General Neck Pain

What is Neck Pain?

Neck pain is discomfort in any of the structures of the neck, including muscles, nerves, bones (vertebrae), joints, and the discs between the bones.

What You Can Expect at UTHealth Neurosciences

At UTHealth Neurosciences, we first investigate options for nonsurgical treatment, including medical management, pain management, physical therapy, rehabilitation, and watchful waiting.

When surgery is needed, our neurosurgeons routinely employ innovative minimally invasive techniques. Throughout the treatment process, our team works closely with the doctor who referred you to ensure a smooth transition back to your regular care plan. While you are with us, you can expect expert care, excellent communication, and genuine compassion.

Causes of Neck Pain

A common cause of neck pain is muscle strain or tension resulting from everyday activities, such as bending over a desk for hours, poor posture while watching TV or reading, positioning your computer monitor too high or too low, sleeping in an uncomfortable position, twisting and turning your neck in a jarring manner while exercising, or lifting objects too quickly or with poor posture. Accidents or falls can cause severe neck injuries, such as vertebral fractures, whiplash, blood vessel injury, and even paralysis.
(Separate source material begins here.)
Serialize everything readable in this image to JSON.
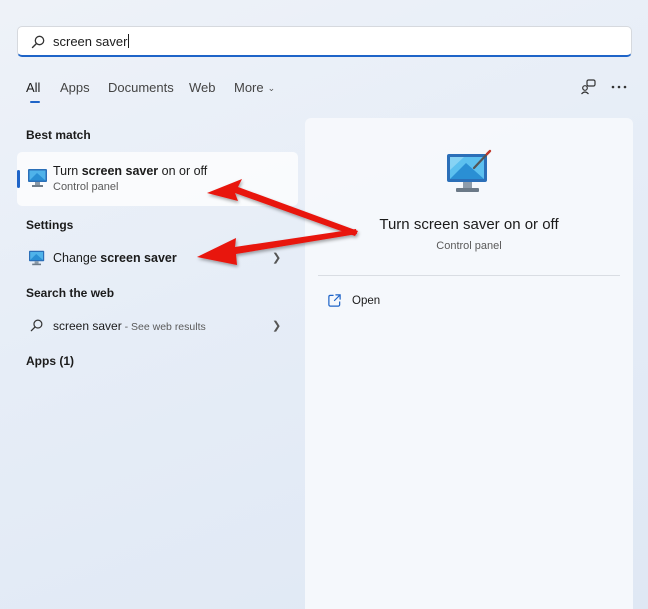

More serious causes of neck pain are cervical spondylosis, herniated disc, degenerative disc disease, cervical radiculopathy, small spine fractures caused by osteoporosis, cervical stenosis, or infections such as osteomyelitis, septic discitis, or meningitis.

Signs of Neck Pain and Diagnosis

General neck pain includes stiffness or difficulty turning your head; pain that radiates through the shoulders or arms; tingling, weakness, or numbness caused by compression of nerves; difficulty lifting or gripping objects; headache; difficulty swallowing; and dizziness.

See your doctor if symptoms last more than a week; if you have numbness, tingling, or weakness in your arm or hand; if your neck pain was caused by a fall or injury; if you have swollen glands or a lump in your neck; if your pain is so severe that you can’t get comfortable; or if you have trouble walking and balancing.

Our spine specialists diagnose neck pain with a medical history, physical examination to detect tenderness and evaluate range of motion, X-ray, MRI, CT scan, bone scan, or electromyography.

Treatment

Treatment is based on the cause of the pain. For minor causes of neck pain, your physician may recommend that you take over-the-counter pain relievers such as ibuprofen or acetaminophen, apply ice to the painful area for the first 48 to 72 hours, and then use heat afterward. Stop normal physical activity for a few days, and do slow range-of-motion exercises, moving your head up and down and from side to side. Massage the sore areas, and try sleeping on a firm mattress with a pillow that supports your neck.

Your physician may also recommend physical therapy, or corticosteroid or anesthetic injections administered by an interventional pain management specialist.

The UTHealth Neurosciences Spine Center brings together a multidisciplinary team of board-certified, fellowship-trained neurosurgeons, neurologists, researchers, and pain management specialists who work together to help provide relief for even the most complex problems. People who suffer from radiculopathy, spondylosis, spinal stenosis, herniated disc, degenerative disc disease, peripheral nerve disorders, spinal cord injury, or other trauma benefit from our collaborative expertise in managing spine disorders. Before recommending surgery, your physician team will investigate options for nonsurgical treatment, including medical management, interventional pain management, physical therapy, and watchful waiting when appropriate.

Spine Disease and Back Pain


Contact Us

At UTHealth Neurosciences, we offer patients access to specialized neurological care at clinics across the greater Houston area. To ask us a question, schedule an appointment, or learn more about us, please call (713) 486-8100, or click below to send us a message. In the event of an emergency, call 911 or go to the nearest Emergency Room.


Contact Us

  • This field is for validation purposes and should be left unchanged.